The recent article, “When FCPA Charges Break the Mold,” published in Corporate Counsel (online subscription required) made the point that not all violations of the Foreign Corrupt Practices Act of 1977 (FCPA) involve bribery. The article notes companies may be held liable under the FCPA’s accounting provisions if the government doesn’t believe they have adequately detailed records or the proper internal controls to identify misleading or inaccurate financial reporting.
For instance, the article pointed out that retailer Stein Mart was charged under the FCPA earlier this year when the Securities and Exchange Commission (SEC) found the company had incorrectly recorded its pretax income and lacked the proper internal controls to catch the issue, which resulted in inaccurate financial reporting. There were no allegations of bribery associated with the SEC’s charges.

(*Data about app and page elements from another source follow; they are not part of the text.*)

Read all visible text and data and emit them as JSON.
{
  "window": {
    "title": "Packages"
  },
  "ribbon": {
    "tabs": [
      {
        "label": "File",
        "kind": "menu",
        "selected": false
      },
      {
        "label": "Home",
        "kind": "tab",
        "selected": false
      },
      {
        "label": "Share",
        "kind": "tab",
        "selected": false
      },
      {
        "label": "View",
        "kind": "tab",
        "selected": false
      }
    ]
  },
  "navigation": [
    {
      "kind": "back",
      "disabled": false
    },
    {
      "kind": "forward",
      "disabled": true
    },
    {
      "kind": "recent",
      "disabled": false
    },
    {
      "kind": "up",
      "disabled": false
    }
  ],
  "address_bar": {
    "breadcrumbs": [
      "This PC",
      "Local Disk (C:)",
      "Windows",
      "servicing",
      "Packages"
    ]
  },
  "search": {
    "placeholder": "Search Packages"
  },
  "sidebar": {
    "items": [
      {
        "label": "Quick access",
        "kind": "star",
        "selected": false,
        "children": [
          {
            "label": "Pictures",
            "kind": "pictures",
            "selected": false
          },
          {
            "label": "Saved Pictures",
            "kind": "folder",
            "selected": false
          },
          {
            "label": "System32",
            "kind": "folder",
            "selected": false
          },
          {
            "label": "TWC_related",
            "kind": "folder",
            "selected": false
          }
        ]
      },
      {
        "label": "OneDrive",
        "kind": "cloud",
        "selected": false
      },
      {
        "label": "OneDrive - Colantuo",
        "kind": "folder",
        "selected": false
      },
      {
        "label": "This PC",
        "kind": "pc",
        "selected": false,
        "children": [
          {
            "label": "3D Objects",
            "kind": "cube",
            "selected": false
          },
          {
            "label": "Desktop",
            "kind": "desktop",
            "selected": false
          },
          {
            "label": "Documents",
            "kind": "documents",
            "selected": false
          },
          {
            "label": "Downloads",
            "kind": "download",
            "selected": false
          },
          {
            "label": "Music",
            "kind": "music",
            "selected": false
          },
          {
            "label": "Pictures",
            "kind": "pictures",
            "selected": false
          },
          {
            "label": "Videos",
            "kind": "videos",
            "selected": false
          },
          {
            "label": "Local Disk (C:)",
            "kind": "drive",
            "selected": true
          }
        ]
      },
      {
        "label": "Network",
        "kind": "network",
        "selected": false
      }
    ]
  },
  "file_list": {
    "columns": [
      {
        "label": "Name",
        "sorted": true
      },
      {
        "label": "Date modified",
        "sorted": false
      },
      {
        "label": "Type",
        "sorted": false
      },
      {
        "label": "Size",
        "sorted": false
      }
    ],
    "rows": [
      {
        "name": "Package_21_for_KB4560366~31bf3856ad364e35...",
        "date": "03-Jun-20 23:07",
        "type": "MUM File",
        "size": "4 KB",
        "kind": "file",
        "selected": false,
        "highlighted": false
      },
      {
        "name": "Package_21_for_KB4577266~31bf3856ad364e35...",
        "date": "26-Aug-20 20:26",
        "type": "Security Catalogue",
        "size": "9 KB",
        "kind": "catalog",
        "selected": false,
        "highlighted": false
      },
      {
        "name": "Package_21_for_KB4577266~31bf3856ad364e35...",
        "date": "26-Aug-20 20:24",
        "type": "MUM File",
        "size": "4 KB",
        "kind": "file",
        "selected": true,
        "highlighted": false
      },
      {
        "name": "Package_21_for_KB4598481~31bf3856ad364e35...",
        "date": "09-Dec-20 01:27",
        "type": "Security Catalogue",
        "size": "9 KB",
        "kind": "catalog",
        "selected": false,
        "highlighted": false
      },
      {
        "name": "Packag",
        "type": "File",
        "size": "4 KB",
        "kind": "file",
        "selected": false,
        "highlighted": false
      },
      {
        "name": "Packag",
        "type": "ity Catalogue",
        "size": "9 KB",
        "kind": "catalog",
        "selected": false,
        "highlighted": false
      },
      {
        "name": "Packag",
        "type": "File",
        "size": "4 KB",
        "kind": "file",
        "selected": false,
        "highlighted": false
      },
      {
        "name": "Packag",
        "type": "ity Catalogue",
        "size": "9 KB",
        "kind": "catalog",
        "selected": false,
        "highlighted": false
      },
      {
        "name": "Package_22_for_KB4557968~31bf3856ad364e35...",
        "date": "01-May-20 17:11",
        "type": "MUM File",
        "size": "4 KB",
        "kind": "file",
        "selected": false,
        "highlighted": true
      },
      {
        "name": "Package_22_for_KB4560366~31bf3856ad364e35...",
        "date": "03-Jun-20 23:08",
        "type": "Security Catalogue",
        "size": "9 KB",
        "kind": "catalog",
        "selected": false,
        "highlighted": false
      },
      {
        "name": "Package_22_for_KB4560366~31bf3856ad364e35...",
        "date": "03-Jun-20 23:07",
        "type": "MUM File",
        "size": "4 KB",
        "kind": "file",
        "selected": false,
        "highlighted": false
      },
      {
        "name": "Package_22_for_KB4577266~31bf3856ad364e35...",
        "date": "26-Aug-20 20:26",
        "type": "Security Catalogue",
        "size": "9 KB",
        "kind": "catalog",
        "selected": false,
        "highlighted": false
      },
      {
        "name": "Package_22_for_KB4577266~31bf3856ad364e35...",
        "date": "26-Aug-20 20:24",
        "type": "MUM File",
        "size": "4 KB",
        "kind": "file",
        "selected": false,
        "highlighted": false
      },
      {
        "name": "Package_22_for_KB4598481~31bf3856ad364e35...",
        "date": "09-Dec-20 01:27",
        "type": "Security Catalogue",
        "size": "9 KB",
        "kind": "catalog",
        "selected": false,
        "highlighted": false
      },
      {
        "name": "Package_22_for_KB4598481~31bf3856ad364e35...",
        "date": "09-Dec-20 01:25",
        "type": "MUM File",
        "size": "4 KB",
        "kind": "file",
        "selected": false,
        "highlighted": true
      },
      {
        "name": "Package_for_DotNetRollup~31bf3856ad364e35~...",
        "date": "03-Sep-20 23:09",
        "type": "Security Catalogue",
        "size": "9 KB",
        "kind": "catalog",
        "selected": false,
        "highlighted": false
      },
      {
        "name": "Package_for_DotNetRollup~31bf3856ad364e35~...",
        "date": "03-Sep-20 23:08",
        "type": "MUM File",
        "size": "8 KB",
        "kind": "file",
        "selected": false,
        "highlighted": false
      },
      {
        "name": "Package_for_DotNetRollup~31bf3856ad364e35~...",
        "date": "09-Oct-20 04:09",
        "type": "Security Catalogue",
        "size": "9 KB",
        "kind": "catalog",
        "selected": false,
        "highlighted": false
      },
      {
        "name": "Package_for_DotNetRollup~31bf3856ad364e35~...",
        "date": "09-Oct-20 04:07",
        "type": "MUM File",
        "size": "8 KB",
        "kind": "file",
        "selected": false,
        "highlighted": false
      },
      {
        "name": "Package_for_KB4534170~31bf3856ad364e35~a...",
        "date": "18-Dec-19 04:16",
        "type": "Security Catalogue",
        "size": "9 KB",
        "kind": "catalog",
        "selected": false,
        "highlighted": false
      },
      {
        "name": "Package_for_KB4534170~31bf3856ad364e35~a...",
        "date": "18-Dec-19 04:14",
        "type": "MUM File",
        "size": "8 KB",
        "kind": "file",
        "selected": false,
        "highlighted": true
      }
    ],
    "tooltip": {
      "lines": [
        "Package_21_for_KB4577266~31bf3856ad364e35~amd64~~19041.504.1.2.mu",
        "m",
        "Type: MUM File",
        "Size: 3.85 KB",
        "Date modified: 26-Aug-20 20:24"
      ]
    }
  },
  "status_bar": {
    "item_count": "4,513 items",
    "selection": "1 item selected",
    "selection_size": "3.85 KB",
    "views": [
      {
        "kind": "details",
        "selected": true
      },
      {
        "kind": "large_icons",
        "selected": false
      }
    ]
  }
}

The takeaway is that companies subject to the FCPA need to be aware it’s not all about anti-bribery. They need to have a good handle on not just their anti-bribery controls, but also on the adequacy of their internal controls and financial reporting.